    Stuenzi, Simone M.; Boike, Julia; Cable, William; Herzschuh, Ulrike; Kruse, Stefan; Pestryakova, Luidmila A.; Schneider von Deimling, Thomas; Westermann, Sebastian; Zakharov, Evgeniy S.; Langer, Moritz;
    Publisher: Zenodo
    Project: EC | GlacialLegacy (772852), EC | GlacialLegacy (772852)

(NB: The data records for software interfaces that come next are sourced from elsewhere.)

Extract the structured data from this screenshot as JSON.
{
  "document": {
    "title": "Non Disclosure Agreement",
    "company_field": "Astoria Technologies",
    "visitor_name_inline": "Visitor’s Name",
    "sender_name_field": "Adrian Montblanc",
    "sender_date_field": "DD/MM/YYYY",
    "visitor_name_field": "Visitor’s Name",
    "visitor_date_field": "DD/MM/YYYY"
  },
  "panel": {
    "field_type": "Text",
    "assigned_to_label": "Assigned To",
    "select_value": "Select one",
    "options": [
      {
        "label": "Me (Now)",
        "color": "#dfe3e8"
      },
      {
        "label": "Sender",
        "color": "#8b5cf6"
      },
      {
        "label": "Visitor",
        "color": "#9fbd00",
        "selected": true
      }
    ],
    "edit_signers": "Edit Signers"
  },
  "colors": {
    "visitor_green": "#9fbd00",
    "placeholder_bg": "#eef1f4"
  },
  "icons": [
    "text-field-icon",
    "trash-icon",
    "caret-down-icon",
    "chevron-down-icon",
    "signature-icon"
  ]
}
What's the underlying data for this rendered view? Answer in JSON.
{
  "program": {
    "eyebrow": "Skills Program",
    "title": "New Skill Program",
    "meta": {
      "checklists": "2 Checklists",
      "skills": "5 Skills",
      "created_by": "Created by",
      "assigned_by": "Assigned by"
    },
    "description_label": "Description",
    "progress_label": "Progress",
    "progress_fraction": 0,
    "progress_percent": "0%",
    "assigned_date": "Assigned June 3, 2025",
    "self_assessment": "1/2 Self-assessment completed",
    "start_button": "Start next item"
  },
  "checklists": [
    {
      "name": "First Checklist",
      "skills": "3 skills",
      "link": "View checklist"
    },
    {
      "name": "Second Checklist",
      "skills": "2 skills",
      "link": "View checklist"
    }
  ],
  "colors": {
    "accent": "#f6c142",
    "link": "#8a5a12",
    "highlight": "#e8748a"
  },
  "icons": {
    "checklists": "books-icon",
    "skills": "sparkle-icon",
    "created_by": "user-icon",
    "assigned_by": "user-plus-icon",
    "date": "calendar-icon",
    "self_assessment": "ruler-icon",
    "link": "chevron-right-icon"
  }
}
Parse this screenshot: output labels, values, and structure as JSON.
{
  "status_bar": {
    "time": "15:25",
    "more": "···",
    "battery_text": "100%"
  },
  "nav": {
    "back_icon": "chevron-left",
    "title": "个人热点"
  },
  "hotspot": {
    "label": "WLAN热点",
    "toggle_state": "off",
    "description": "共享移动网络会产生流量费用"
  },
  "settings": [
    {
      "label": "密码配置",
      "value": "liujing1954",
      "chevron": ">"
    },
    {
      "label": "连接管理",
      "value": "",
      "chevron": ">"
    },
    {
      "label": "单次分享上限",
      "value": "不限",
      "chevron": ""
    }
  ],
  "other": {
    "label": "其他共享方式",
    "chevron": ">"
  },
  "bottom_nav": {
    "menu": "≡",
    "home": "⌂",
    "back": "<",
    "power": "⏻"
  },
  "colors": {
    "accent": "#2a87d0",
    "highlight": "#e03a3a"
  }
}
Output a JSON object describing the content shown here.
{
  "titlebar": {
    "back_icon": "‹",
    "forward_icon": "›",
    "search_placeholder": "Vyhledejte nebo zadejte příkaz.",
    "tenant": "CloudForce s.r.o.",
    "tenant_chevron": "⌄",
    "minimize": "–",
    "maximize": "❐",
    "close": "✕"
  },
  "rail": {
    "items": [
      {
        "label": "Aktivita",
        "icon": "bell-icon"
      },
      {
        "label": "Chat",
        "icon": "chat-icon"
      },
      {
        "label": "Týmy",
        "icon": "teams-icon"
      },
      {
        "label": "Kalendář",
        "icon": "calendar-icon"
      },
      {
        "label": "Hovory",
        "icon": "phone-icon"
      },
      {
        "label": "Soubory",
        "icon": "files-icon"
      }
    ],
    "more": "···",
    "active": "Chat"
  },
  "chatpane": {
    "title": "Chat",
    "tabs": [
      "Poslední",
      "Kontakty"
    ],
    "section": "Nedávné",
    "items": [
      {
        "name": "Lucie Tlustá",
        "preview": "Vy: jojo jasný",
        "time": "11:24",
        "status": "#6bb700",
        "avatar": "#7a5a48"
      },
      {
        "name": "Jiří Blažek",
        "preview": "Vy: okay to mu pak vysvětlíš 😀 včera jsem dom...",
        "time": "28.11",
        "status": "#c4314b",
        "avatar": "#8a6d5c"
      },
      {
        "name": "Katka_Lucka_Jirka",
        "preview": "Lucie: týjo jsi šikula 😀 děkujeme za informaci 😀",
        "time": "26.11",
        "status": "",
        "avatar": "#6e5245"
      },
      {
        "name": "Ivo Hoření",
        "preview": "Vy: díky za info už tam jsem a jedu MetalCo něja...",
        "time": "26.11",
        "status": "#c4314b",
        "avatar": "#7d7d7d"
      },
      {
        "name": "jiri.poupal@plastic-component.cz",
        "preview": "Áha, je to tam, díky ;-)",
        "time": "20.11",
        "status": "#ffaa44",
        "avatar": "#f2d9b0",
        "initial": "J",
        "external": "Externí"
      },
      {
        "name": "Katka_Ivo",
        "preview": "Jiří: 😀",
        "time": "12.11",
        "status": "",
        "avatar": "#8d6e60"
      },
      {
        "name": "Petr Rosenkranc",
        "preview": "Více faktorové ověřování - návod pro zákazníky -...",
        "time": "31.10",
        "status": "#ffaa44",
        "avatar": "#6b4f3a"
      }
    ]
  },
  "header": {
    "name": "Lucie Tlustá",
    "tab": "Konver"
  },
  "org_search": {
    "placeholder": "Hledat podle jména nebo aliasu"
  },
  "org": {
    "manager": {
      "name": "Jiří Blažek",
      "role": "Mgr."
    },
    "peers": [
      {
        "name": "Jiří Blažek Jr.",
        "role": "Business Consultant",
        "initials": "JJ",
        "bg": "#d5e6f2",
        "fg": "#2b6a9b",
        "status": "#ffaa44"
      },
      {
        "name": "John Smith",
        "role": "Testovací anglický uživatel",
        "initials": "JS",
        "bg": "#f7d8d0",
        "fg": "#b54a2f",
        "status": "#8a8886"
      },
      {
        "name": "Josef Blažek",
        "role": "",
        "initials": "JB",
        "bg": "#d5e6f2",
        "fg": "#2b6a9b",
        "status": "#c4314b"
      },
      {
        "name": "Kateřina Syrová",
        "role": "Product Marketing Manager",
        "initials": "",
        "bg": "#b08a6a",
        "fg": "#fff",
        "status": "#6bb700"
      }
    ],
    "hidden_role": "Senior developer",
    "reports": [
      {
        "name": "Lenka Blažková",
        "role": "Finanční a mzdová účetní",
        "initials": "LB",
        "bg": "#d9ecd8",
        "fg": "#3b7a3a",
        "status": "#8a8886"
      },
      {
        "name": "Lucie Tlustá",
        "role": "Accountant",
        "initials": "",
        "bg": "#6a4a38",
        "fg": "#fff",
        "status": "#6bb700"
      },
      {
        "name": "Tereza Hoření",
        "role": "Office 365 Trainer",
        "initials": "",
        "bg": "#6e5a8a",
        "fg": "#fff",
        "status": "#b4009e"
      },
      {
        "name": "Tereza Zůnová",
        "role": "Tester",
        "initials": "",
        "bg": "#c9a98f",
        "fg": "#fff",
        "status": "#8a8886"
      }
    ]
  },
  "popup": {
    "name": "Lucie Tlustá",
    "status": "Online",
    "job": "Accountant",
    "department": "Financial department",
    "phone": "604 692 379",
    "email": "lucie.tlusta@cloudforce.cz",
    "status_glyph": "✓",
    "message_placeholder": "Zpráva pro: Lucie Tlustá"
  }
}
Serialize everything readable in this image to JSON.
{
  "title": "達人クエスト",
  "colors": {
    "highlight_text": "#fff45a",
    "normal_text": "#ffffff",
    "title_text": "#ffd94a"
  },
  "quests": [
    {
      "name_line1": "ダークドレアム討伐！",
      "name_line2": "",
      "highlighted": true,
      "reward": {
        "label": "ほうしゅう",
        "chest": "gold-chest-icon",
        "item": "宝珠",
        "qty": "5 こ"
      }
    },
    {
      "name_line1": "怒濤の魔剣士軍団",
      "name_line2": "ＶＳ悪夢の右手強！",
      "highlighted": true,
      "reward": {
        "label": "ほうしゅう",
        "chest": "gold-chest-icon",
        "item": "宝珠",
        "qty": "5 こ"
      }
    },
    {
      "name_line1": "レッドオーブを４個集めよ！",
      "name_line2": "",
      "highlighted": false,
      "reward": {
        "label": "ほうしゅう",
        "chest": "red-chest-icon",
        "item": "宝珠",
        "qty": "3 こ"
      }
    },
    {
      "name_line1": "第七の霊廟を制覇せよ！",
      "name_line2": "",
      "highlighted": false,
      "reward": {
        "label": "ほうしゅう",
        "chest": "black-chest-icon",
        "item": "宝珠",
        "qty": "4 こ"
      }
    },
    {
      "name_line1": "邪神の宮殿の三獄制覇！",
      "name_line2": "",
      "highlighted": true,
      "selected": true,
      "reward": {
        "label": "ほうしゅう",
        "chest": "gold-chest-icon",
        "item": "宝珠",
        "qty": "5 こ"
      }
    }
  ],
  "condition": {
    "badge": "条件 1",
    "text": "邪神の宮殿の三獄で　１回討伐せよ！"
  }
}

    CryoGrid is a land-surface scheme dedicated to modeling of ground temperatures in permafrost environments. Here, the one-dimensional land surface model (CryoGrid) is adapted for the application in vegetated areas by coupling a multilayer canopy model (CLM-ml v0). This model setup is used to reproduce the energy transfer and thermal regime at a study site in mixed boreal forest in Eastern Siberia. The vegetation module forms the upper boundary layer of the coupled vegetation-permafrost model and replaces the surface energy balance equation used for common CryoGrid representations. The model is described in the following article which has been published in Biogeosciences: Stuenzi, S. M., Boike, J., Cable, W., Herzschuh, U., Kruse, S., Pestryakova, L. A., Schneider von Deimling, T., Westermann, S., Zakharov, E. S., and Langer, M.: Variability of the surface energy balance in permafrost-underlain boreal forest, Biogeosciences, 18, 343–365, https://doi.org/10.5194/bg-18-343-2021, 2021. The parameters are set to the default values that were used for the simulations in the article. Parameters different from the default values can be specified in the main script main.m (general parameters, run number, etc.) and in the excel table \results\test_oldCG_334\ test_oldCG_334.xlsx (run-specific parameters). To start the program, run the script main.m. The default output directory is .\results\. Further updates to the model code can be found here: https://github.com/CryoGrid/CryoGrid/tree/vegetation Updates and documentation of the Permafrost model CryoGrid can be found here: https://github.com/CryoGrid. The model is further described in this publication: Westermann, S., Langer, M., Boike, J., Heikenfeld, M., Peter, M., Etzelmüller, B., & Krinner, G. (2016). Simulating the thermal regime and thaw processes of ice-rich permafrost ground with the land-surface model CryoGrid 3. Geosci. Model Dev., 9(2), 523–546. https://doi.org/10.5194/gmd-9-523-2016. The multilayer canopy model was first published by Bonan et al. (2018): Modeling canopy-induced turbulence in the Earth system: a unified parameterization of turbulent exchange within plant canopies and the roughness sublayer (CLM-ml v0) (https://doi.org/10.5194/gmd-11-1467-2018). {"references": ["Stuenzi et al. (2021):\u00a0Variability of the Surface Energy Balance in Permafrost Underlain Boreal Forest\u00a0(DOI:\u00a010.5194/bg-2020-201)", "Bonan et al. (2018):\u00a0Modeling canopy-induced turbulence in the Earth system: a unified parameterization of turbulent exchange within plant canopies and the roughness sublayer (CLM-ml v0) (DOI: 10.5194/gmd-11-1467-2018)", "Westermann et al. (2013):\u00a0Transient thermal modeling of permafrost conditions in Southern Norway (DOI: 10.5194/tc-7-719-2013)"]}